among the heathen she ate and drank of their food,
thou didst now order, ‘Let her immerse herself,’ so
that she should become clean.” “By the Temple
service,” he exclaimed, “so it was! And even as you
judged me with the scale weighted in my favor, so
may God judge you with the scale weighted in your
favor.”

Even as the righteous of old were saintly, so were


their beasts saintly. It is said: The camels of Abraham,
our father, would not enter into a house in which
there was an idol, as it is said, “For I have cleared the
house, and made room for the camels (Gen. 24: 31).”
For I have cleared the house of teraphim. And why
does the verse say, And made room for the camels?
This teaches that they would not enter into the house
of Laban, the Aramean, until all the idols were
removed from their sight.

Once the ass of Rabbi Hanina ben Dosa was stolen by

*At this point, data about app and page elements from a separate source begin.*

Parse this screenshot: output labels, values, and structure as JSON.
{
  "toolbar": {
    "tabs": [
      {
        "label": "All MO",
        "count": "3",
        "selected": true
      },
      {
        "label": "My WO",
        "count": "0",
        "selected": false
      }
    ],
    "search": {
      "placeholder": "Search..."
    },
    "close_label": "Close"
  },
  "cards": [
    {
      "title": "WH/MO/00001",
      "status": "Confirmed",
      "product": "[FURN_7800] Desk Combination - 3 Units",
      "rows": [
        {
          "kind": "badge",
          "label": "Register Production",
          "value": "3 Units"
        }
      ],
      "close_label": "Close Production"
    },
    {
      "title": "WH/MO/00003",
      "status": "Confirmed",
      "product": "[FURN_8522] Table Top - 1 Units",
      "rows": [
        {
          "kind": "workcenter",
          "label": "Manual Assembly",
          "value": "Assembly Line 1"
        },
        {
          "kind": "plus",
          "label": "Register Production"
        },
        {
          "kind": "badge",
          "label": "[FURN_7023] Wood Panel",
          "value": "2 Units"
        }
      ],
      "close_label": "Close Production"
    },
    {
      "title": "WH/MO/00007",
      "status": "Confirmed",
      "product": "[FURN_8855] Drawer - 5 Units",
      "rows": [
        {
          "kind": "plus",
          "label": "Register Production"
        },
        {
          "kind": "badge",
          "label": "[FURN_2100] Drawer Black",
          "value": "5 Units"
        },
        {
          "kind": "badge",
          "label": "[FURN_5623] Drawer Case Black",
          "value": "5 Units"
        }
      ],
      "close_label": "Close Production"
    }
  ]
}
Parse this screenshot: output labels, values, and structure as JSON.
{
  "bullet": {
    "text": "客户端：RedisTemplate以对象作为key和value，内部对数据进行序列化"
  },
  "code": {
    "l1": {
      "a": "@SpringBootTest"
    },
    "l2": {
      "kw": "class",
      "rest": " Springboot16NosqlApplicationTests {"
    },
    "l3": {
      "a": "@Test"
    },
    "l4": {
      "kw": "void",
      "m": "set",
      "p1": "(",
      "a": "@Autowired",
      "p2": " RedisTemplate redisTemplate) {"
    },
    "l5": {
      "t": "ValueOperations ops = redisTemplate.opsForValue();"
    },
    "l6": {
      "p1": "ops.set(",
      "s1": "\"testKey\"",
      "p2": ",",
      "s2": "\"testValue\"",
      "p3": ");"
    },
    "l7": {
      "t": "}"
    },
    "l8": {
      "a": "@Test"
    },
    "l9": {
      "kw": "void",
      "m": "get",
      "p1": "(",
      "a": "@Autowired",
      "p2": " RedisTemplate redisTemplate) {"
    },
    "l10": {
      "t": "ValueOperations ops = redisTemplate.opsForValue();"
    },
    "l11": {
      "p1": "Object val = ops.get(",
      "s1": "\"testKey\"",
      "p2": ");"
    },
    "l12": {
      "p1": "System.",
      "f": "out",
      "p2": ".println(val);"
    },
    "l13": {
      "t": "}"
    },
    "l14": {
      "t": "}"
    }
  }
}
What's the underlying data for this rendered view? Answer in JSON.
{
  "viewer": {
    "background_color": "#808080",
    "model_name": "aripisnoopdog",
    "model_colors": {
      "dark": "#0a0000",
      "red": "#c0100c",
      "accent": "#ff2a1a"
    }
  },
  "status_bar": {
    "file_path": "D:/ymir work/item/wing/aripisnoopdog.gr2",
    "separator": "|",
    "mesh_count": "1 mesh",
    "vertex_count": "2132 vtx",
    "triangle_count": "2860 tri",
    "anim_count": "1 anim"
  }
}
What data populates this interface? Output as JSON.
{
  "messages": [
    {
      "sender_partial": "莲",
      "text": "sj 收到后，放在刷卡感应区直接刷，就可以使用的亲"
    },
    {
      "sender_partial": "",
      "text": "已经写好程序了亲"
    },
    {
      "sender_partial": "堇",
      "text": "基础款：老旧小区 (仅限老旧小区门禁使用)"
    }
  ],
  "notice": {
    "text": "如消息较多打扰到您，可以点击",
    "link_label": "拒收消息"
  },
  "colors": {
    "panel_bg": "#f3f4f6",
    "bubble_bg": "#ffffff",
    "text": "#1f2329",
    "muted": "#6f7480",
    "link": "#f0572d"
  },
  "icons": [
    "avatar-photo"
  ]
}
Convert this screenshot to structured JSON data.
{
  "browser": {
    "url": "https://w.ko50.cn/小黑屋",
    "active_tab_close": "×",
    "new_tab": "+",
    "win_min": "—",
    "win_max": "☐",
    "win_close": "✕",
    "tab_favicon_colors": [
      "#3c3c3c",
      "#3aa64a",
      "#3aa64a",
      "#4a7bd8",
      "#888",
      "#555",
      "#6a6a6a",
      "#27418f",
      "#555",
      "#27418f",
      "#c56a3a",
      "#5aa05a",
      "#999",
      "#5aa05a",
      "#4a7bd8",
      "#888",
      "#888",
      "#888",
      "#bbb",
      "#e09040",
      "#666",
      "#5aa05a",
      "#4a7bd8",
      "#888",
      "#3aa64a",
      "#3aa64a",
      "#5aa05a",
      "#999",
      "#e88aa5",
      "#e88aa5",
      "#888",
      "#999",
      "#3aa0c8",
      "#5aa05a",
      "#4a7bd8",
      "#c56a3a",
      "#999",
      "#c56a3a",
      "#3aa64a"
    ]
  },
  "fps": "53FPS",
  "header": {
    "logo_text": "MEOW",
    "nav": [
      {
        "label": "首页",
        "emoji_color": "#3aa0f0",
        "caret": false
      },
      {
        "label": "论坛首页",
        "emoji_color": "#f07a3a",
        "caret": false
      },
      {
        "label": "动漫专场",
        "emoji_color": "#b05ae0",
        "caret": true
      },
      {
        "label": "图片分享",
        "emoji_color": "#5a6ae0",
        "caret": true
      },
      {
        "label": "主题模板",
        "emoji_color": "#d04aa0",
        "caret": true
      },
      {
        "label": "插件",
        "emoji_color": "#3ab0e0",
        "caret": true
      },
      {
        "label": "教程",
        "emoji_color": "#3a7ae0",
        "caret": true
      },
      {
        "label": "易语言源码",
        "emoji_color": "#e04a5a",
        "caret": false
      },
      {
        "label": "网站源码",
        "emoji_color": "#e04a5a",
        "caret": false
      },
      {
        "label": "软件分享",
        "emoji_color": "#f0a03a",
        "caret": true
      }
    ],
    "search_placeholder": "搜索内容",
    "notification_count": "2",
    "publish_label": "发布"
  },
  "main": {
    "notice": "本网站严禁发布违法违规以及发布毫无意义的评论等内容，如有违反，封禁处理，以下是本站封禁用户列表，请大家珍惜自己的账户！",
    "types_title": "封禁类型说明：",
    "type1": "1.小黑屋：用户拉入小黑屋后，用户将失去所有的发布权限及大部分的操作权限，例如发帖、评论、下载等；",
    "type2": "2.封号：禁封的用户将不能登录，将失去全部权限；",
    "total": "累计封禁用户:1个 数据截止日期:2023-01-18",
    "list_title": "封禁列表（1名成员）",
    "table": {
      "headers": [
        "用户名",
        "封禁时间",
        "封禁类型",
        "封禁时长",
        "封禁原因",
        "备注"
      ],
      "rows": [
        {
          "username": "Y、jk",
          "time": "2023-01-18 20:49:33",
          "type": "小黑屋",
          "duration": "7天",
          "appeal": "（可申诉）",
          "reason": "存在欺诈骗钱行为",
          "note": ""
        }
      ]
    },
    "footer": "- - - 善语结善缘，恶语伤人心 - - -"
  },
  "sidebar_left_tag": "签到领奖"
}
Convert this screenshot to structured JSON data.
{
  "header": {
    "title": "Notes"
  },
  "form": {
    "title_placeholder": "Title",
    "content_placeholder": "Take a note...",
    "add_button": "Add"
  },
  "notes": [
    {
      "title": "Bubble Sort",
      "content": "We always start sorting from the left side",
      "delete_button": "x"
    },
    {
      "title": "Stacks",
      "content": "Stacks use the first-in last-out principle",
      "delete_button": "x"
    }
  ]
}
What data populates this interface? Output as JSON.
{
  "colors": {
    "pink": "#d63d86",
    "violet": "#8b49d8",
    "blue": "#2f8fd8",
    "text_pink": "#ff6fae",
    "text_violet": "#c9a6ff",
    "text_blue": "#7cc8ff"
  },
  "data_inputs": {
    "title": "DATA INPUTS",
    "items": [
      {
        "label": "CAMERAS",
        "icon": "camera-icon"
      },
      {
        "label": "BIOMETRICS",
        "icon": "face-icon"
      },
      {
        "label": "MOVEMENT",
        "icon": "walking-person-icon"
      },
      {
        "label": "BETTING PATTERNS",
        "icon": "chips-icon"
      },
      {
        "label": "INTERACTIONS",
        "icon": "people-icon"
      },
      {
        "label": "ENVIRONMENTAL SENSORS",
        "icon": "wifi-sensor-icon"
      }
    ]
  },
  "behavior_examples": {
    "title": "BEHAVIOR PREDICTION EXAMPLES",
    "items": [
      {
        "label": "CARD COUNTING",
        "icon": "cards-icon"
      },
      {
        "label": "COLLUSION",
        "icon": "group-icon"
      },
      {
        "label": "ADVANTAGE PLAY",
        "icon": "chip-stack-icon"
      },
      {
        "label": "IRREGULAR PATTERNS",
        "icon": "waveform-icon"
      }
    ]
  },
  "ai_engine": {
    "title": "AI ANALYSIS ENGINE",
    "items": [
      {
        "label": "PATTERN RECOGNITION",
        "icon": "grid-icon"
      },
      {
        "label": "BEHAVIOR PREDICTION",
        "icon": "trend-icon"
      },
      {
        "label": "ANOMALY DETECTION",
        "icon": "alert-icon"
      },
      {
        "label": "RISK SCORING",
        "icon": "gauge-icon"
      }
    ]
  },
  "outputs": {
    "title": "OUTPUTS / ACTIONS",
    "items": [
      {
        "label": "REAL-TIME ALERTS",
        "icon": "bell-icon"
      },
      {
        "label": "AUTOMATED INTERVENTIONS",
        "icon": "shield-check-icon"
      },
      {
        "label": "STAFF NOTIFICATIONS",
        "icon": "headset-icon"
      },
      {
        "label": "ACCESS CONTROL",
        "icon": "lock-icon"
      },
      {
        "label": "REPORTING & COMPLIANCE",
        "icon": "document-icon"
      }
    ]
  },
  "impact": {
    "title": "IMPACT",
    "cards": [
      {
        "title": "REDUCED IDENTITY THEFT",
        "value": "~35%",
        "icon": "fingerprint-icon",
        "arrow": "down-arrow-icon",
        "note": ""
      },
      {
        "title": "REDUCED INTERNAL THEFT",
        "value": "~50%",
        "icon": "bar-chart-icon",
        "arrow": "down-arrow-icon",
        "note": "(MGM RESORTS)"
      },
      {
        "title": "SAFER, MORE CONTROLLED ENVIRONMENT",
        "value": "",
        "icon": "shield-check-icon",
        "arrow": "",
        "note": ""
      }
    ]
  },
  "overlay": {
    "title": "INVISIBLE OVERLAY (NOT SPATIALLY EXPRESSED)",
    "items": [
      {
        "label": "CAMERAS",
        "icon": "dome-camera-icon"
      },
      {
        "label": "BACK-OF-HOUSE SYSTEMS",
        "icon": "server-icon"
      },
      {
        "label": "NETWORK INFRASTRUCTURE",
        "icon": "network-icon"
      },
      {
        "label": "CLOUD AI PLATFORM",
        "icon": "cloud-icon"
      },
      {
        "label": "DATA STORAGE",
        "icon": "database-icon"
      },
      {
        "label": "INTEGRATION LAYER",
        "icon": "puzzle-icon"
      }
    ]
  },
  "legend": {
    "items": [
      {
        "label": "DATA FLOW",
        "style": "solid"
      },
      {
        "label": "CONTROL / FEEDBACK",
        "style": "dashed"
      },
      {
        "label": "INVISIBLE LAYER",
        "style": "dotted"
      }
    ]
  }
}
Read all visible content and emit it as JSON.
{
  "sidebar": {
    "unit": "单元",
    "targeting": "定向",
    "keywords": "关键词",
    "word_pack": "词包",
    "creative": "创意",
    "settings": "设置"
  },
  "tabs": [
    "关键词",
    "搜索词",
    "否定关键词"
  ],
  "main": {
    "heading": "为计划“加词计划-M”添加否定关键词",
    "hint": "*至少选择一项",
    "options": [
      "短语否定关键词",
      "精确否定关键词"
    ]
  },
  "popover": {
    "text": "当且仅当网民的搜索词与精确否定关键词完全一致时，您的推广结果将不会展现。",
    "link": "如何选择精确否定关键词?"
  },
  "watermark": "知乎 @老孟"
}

brigands. They tied the ass up in a yard, and put before
it straw and barley and water. But it would not eat or
drink. They said: “Why should we let it die and befoul
our yard?” So forthwith they opened the gate before it,
and drove it out. It walked along braying until it reached
the house of Rabbi Hanina ben Dosa. When it reached
his house, his son heard its voice. “Father,” he said, “this
sounds like our beast.” Said Rabbi Hanina to him: “My
son, open the door for it, for it has almost died of
hunger.” He arose and opened the door, and put before
it straw, barley, and water, and it ate and drank.
Therefore it was said: Even as the righteous of old were
saintly, so were their beasts saintly, like their masters.”